Flooding Solution Remains Elusive

Maxwell Acres residents are growing increasingly frustrated with the area’s flooding issues as attempts to find answers to the problem continue to hit a wall.

After several floods have ripped through the area in the past few years, residents are concerned how repeated water damage is destroying their property, scaring insurance companies away and affecting their home value.

In what is turning out to be a multi-faceted issue, the Hillview Run Watershed Association, consisting of residents of Maxwell Acres, Hillview Terrace and AAA Mobile Home Park, is struggling with how to address the area’s water issues and who exactly is responsible for fixing them.

Association President Lorri White said the flooding is caused by multiple issues including deteriorating roads, inadequate draining, sediment build-up in the streams and drains, and increased runoff from surrounding hills.

Residents believe the build-up of sediment in the neighborhood’s storm drains is a large part of the problem, and that the drains need cleaned out to increase water flow. However, White said residents will not see any work done on the drains until it is determined who is responsible for them. Since the streets are maintained by the state, the association recently pleaded to the West Virginia Division of Highways to address the issue.

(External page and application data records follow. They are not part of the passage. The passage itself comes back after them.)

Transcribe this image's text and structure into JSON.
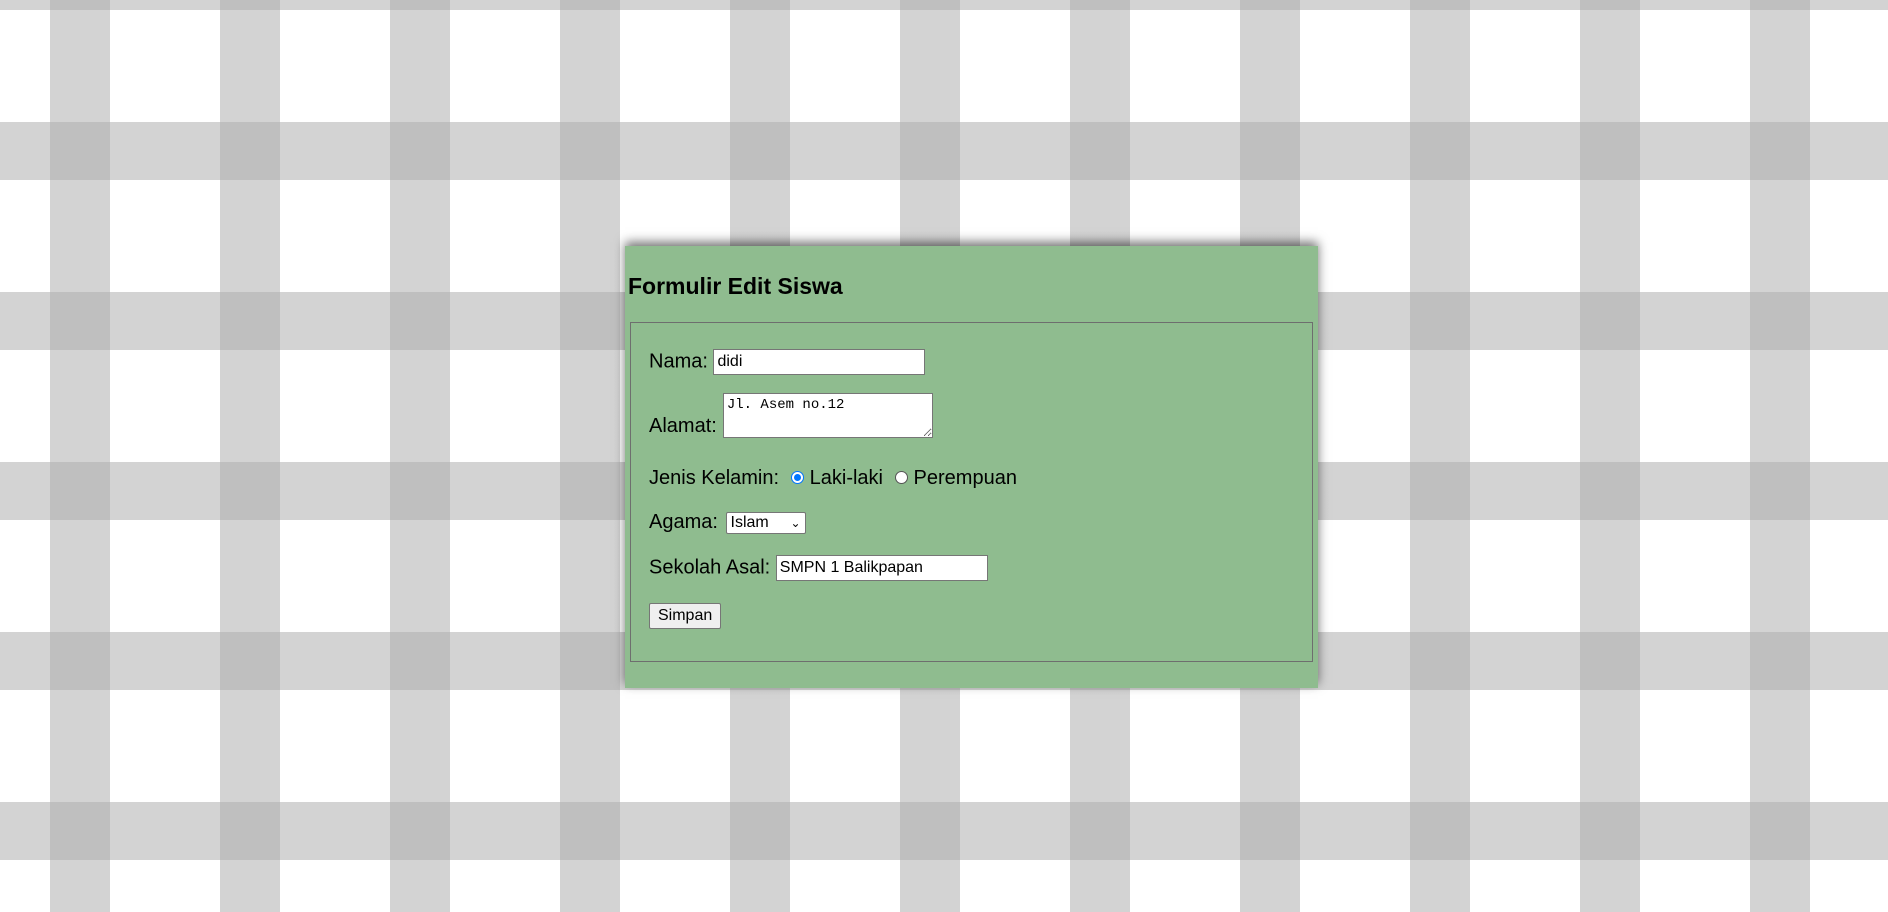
{
  "form": {
    "title": "Formulir Edit Siswa",
    "nama": {
      "label": "Nama:",
      "value": "didi"
    },
    "alamat": {
      "label": "Alamat:",
      "value": "Jl. Asem no.12"
    },
    "jenis_kelamin": {
      "label": "Jenis Kelamin:",
      "options": [
        {
          "label": "Laki-laki",
          "checked": true
        },
        {
          "label": "Perempuan",
          "checked": false
        }
      ]
    },
    "agama": {
      "label": "Agama:",
      "selected": "Islam"
    },
    "sekolah_asal": {
      "label": "Sekolah Asal:",
      "value": "SMPN 1 Balikpapan"
    },
    "submit_label": "Simpan"
  },
  "colors": {
    "panel_background": "#8fbc8f",
    "radio_accent": "#0075ff"
  }
}
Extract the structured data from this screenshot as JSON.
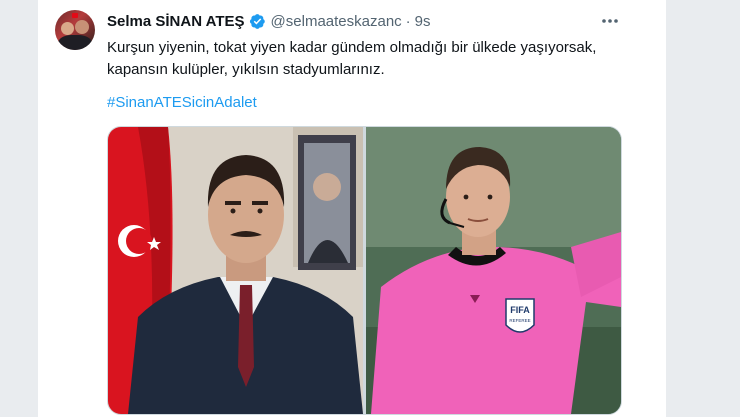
{
  "tweet": {
    "author_name": "Selma SİNAN ATEŞ",
    "handle": "@selmaateskazanc",
    "separator": "·",
    "time": "9s",
    "text": "Kurşun yiyenin, tokat yiyen kadar gündem olmadığı bir ülkede yaşıyorsak, kapansın kulüpler, yıkılsın stadyumlarınız.",
    "hashtag": "#SinanATESicinAdalet",
    "verified_color": "#1d9bf0",
    "hashtag_color": "#1d9bf0"
  },
  "media": {
    "images": [
      {
        "name": "photo-politician",
        "badge_text": ""
      },
      {
        "name": "photo-referee",
        "badge_text": "FIFA",
        "badge_subtext": "REFEREE"
      }
    ]
  }
}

In a letter of response, the DOH claimed all the lines present in the roadways are sanitary and therefore the responsibility of the city of Moundsville. However, a map of water lines given to the association from the city showed several rainwater lines the city believes may be owned by the state. White said until a smoke test is conducted to determine whether the lines are sanitary or storm drains, the association won’t be able to proceed with the project.

White said a November study of Maxwell Acres conducted by the West Virginia Conservation Agency revealed several issues believed to contribute to flooding. According to the report, the subdivision’s roadways are lower in the center than at the berms, causing water to flow down the middle of the street into several catch basins. One catch basin has been filled, creating a pool several inches deep and several feet wide in the middle of the roadway. A drain pipe previously flowed to the nearby creek, but the outlet has been buried.

The conservation agency suggested modifying the outfall of a second catch basin and rerouting the drainage ditch, which would require the construction of a new drainage channel to access the creek.

The study also reported an area on the hillside near McNinch Elementary School is severely eroding causing a large amount of sediment to enter the stream. A cost-sharing project with McNinch Elementary School could reduce the amount of erosion from the hill, they said.

Widening the stream’s floodplain running behind the area’s houses to increase high-flow storage was another solution, although White said residents would not likely want the plain encroaching on their backyards. A solution must come soon, though, as approaching warm weather threatens heavy rainfall in the flood-weary area.